- [TASK GOAL]
Among these records, which lines include "author"? Copy them out.

· · · · · · ·

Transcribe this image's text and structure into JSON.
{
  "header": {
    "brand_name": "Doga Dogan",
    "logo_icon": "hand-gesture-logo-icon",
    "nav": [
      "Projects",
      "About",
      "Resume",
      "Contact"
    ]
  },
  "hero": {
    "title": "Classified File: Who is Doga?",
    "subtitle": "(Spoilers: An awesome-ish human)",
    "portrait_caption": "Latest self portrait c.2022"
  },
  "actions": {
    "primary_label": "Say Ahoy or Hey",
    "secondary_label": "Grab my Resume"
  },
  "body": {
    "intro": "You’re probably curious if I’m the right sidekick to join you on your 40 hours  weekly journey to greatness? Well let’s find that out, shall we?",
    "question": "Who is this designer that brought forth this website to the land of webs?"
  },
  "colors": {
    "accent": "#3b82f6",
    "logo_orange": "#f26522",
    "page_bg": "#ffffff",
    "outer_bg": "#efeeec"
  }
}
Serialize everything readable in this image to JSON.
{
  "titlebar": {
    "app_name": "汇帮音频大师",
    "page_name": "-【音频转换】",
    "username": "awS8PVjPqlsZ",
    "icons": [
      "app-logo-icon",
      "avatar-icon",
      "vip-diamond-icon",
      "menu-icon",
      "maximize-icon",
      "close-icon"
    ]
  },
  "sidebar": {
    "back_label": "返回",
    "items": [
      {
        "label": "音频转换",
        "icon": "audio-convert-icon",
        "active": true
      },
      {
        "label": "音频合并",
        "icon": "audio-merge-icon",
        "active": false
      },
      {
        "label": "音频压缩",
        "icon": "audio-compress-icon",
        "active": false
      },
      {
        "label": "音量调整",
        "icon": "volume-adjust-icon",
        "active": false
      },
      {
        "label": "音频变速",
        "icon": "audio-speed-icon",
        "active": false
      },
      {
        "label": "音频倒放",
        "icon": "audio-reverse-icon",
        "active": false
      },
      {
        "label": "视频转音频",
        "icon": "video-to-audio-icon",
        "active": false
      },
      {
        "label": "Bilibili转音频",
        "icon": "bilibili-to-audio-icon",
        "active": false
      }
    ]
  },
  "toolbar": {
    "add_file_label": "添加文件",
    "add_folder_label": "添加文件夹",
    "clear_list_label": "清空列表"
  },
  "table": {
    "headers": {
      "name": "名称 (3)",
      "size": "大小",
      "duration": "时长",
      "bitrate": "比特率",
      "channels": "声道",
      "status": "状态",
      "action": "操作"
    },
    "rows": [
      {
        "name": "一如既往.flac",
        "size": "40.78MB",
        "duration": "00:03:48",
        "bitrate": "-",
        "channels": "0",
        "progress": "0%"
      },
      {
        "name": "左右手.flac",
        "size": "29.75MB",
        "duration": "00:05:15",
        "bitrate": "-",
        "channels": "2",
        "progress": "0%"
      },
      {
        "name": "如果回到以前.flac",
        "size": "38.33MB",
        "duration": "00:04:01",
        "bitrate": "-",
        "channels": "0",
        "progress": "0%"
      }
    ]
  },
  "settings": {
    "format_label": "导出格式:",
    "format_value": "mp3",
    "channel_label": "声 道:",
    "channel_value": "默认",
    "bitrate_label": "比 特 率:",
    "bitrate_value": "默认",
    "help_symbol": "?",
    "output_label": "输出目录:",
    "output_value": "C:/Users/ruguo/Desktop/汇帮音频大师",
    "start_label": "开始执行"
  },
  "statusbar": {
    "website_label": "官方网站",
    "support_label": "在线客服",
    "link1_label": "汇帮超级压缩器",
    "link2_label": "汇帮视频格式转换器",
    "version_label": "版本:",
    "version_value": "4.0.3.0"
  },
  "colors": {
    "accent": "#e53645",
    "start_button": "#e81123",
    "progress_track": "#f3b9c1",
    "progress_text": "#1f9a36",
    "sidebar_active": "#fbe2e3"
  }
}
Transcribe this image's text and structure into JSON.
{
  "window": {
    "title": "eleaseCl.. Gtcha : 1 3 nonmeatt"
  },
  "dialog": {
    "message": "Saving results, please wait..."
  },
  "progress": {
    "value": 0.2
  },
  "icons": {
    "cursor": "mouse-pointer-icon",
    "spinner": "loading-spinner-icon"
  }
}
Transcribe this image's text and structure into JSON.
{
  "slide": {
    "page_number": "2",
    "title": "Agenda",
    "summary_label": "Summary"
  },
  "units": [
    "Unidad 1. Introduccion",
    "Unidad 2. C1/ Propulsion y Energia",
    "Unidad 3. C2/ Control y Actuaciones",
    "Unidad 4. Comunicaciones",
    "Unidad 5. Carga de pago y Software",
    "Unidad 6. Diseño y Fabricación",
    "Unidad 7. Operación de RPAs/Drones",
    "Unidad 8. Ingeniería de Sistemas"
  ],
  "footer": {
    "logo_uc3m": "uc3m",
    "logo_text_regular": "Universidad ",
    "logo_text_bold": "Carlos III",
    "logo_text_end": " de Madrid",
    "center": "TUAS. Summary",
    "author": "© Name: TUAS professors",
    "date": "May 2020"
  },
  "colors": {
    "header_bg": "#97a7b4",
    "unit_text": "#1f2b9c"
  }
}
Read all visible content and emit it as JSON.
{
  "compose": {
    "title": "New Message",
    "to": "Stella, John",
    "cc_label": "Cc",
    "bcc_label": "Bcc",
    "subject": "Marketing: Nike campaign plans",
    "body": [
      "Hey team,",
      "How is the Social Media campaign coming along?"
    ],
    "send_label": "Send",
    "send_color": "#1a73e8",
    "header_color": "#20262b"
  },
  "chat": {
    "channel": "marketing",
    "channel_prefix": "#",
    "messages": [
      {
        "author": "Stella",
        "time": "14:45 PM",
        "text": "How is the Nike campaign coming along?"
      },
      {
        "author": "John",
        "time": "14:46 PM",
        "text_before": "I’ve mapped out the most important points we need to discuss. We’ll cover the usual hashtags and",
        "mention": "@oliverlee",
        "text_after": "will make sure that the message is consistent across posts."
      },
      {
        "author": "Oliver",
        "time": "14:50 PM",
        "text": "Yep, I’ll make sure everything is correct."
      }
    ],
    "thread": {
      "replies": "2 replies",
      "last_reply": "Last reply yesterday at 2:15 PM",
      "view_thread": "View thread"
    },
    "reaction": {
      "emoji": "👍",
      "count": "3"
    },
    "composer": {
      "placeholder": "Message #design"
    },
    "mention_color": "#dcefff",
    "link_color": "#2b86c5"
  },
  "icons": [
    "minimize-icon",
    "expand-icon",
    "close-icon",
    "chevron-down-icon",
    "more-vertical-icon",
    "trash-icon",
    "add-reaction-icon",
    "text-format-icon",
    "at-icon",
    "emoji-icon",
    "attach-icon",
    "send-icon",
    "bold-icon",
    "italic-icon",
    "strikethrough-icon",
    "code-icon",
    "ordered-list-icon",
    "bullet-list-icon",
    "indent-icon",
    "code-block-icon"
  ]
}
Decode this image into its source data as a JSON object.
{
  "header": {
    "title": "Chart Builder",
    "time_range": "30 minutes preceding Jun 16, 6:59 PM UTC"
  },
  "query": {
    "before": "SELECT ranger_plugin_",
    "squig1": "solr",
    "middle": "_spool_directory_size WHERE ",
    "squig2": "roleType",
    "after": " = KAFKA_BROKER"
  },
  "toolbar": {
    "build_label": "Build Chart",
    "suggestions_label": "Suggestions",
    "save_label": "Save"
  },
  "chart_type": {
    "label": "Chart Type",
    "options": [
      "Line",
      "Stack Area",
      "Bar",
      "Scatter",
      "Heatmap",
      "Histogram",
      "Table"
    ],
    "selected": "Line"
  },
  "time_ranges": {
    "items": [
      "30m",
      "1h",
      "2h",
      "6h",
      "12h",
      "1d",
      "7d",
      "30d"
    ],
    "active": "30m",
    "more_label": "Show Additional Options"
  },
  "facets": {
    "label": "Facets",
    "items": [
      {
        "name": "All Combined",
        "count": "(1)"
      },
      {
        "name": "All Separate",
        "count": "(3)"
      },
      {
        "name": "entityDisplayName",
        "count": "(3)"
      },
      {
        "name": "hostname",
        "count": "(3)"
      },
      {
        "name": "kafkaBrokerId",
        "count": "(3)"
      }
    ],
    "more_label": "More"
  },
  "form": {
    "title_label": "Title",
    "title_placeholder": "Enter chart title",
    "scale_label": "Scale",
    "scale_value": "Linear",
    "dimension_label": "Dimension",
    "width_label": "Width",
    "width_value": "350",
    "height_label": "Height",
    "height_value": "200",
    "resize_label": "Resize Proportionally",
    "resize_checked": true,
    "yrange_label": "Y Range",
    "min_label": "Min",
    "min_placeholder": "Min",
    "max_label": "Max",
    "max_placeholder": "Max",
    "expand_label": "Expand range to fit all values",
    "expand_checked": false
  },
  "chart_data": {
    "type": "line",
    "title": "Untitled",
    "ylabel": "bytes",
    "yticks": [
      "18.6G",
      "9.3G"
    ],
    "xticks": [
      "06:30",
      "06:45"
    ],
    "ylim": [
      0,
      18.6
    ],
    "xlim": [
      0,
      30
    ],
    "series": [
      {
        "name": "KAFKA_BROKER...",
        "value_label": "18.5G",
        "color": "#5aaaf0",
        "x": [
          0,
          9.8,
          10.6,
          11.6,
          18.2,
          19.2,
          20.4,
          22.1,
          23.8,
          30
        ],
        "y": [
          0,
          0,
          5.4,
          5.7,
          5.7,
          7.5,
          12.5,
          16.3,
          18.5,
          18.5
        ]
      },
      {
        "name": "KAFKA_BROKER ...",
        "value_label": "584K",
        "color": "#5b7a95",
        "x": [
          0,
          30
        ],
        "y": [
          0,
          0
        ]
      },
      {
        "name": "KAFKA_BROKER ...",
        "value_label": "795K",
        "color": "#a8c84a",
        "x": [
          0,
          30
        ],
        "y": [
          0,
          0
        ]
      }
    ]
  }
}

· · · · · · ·

- [RESPONSE AREA]
    "author": "© Name: TUAS professors",
        "author": "Stella",
        "author": "John",
        "author": "Oliver",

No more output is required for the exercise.